I wanted to continue celebrating her life, on her birthday, but life happened and continues to do so. This year I may have not resurrected the event, but I am event this year but I'm celebrating Edna today. Maybe next year I'll get my act together and ask people to join me.
One of my ways of showing others I care is to cook for them. Rarely intricate, occasionally zhuzhed, I will occasionally appear, dish in hand with something I hope is as equally heart warming as it is tummy warming.
A kitchen filled with the comfortingly warm scent of freshly made bread will make the world a better place. It's a life axiom. So when a friend was hit with a bit of shocking news earlier this week...the kind where the fug of words just suck away oxygen and thought, I wanted to do something to let her know that that she's thought of and I care. Swirly buns must be made
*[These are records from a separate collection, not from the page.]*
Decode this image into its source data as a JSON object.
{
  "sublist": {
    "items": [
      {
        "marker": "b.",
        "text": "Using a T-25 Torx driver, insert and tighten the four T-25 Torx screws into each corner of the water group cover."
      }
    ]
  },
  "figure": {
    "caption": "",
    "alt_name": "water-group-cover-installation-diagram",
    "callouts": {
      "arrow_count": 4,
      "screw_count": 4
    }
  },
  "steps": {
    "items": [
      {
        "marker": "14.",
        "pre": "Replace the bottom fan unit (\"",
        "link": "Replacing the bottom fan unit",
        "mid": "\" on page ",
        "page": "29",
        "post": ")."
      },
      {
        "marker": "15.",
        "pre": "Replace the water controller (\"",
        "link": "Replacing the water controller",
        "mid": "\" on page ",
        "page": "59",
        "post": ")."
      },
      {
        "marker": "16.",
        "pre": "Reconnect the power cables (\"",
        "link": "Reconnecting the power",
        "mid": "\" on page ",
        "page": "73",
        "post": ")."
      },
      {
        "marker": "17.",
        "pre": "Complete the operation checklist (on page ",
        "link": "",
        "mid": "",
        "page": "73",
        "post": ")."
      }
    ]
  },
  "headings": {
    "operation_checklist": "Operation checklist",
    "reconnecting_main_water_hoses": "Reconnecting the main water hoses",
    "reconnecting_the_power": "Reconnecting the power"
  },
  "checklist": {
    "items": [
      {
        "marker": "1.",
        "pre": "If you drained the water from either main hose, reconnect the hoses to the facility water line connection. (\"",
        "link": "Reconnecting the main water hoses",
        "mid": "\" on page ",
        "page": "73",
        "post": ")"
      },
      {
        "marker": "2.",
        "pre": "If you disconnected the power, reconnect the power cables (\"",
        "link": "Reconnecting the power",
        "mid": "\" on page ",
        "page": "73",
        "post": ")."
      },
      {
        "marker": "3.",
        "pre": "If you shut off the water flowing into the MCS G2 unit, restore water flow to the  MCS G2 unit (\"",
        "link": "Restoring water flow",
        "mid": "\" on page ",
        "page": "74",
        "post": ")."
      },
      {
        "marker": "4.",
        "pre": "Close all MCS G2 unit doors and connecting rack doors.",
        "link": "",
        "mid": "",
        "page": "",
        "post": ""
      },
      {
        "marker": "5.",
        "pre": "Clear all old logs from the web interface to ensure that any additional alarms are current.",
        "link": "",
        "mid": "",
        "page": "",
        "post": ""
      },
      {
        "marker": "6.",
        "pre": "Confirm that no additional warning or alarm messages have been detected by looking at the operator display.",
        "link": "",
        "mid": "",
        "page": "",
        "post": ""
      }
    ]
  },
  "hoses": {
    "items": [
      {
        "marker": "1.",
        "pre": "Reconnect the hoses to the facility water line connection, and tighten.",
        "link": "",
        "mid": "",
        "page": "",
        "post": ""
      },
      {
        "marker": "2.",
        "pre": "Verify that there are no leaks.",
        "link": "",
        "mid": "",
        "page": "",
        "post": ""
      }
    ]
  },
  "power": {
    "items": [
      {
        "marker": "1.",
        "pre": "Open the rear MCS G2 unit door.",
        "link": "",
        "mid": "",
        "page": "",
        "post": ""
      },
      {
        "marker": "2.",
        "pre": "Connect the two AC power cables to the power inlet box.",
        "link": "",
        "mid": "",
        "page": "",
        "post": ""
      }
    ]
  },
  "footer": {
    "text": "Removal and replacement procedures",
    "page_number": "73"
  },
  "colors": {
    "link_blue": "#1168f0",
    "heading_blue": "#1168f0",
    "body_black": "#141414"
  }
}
Edna's Neil's Harbour Bread recipe has become my jump point when making anything of this ilk. The recipe has never failed me and I find almost infinitely forgiveable. In fact the only time it begrudgingly gave me a loaf was when I accidently slashed the top of the loaf prior to baking: the texture remained gorgous, but instead of a wonderful domed crust, a flattened lid formed.
This variation used a warmed, thinned yoghurt instead of water and an improvised filling. I'm not convinced you actually need a recipe for the swirl of any swirled bun (cinnamon buns, included)--just brush with melted butter and sprinkle with as much spiced sugar as you want and then sprinkle handfuls of fruit and or nuts. And yes, you can forgo the sugar and spread chocolate, caramel or go a savoury route and use a cream cheese doctored with herbs, onions or veggies.
Cranberry-ginger swirly buns
85ml hand-hot water
1dspn traditional yeast
60ml yoghurt dissolved with 100ml hot (but not boiling) water
40ml canola or some other flavourless oil
420g ap flour (plus more, if necessary)
3Tbsp brown sugar
pinch of salt
1/2-1tsp powdered ginger
a couple of handfuls of dried cranberries
Dissolve the yeast and half teaspoon of sugar in the hand-hot water. Let sit for about 10 or 15 minutes until a frothy head has formed.
Whisk in the yoghurty mixture, 35g sugar, salt and oil.
Work in the flour, about a cup at a time, mixing until you have a floppily moist, but easily handled dough. Turn out onto a well-floured surface and knead, sprinkling in as much flour as the dough needs--until smooth and elastic but still slightly sticky.
Plop the dough into a well-oiled bowl and cover with a damp teatowel, well-oiled piece of cling or waxed paper. Set to double in volume in a warm place free of drafts or other disturbances--somewhere in the 1-2 hour range.
Butter an appropriately-sized baking dish (24cm (8") square if you want nine buns; 23cm x 33cm (9" x 13") if you want a dozen).
Mix the remaining sugars, salt and ginger together.
When the dough has grown to the appropriate size, give it the poke test. By this I mean deeply poke the dough with your index and middle fingers. If the indentations stay, the dough is ready to be worked. If they fill in quickly, then the dough needs rise a bit longer.
When the dough passes, knead it again and then roll it out into a rectangle-I really don't measure, but roughly 30cm x 45cm (12" x 18"). Brush with melted butter and sprinkle with gingery-sugar mixture. Strew the cranberries, on top.
Roll it up, so you have a 45cm-long roll. Cut into the appropriate number of pieces and set into the greased pan, spaced apart to give them enough time to grow.
Return to that warm place, free of drafts and other disturbances, for about an hour, to let the buns grow.
Preheat the oven to 200C/400F. Brush the tops with melted butter and bake for 20 minutes or until golden.
When cooled, cut the individual buns. Glaze as, how and if you wish.
What I'm reading: The Girl With The Dragon Tattoo by Stieg Larsson (opens to my Amazon.ca shop)
I'm a quill for hire!